The $3.3 million dollar mistake the average person is making:
Bottom Line: Opportunity cost of money is the most important conversation that's almost never had with regard to spending, saving or investing. It's a simple concept. What's the best use of your available resources possible and what's the trade off for making decisions that aren't consistent with the best use of your resources. Even if that sounds opaque it isn't. It's crystal clear actually.
The greatest wealth creation machine in the history of the world is the United States stock market. Posting an average rate of return of 10.1% historically. That's the best use possible over the long term. You can weigh that against whatever other decisions you're making with it generally. Now that's not to say that you should mindlessly invest everything you can without consideration/pragmatism. For example it's better to buy a home than to rent and make payments to someone else in perpetuity (owning your home debt free is my first rule of retirement). All of this being said NerdWallet produced the best opportunity cost information I've read outside of my own material.
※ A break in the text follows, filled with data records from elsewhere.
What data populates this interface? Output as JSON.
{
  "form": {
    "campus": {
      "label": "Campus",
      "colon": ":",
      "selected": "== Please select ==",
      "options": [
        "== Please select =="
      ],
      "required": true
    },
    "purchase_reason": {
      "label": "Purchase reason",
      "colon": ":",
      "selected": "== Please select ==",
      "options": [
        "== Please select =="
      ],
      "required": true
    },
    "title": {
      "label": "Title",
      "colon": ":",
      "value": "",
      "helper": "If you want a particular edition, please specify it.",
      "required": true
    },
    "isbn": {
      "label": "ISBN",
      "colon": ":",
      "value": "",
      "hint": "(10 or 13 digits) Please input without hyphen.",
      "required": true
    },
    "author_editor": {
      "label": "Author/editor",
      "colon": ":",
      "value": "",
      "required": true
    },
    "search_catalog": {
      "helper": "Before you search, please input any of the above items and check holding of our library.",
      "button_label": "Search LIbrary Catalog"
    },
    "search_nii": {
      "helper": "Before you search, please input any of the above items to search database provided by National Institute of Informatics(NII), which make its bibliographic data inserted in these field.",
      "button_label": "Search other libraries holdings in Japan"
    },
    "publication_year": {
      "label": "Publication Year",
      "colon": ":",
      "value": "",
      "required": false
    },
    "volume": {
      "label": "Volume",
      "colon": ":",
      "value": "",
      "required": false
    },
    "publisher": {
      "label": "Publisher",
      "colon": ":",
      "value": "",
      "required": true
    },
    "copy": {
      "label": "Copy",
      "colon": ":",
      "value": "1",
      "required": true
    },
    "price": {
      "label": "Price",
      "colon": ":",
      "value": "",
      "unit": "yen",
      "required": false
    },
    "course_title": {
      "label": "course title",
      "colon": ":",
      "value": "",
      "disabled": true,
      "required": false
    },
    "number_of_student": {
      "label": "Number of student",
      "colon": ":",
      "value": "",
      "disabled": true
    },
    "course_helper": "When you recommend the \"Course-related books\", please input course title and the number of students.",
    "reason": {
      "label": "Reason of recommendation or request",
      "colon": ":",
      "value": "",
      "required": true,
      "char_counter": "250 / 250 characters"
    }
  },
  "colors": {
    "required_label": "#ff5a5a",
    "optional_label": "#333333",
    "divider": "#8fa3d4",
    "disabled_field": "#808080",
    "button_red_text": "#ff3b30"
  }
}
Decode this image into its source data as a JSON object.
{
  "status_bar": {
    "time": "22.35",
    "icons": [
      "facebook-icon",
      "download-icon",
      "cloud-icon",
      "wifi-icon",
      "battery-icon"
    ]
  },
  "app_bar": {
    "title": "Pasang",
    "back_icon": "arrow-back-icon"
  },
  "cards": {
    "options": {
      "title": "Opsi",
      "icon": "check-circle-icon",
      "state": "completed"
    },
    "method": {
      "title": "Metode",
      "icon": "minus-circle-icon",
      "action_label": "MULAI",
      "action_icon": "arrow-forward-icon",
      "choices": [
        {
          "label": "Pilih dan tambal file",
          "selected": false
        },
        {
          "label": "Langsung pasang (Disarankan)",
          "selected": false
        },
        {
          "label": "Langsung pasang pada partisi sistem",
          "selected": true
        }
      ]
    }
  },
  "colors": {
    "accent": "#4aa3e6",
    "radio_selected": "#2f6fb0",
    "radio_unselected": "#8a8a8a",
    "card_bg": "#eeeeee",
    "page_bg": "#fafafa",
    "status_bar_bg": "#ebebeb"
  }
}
You might be familiar with my "millionaire plan". It's the plan that demonstrates that the average person, earning average money - can be a millionaire within 25 years. It's simply $1,000 per month invested in an S&P 500 fund. NerdWallet just calculated the lifetime opportunity cost of Millennials not investing in stocks and opting for non-risk savings instead. For the average Millennial it's a staggering $3.3 million. It's a great life lesson. The stock market is viewed as risky due to misinformation by some. As was demonstrated by NerdWallet - the biggest risk of all is not participating.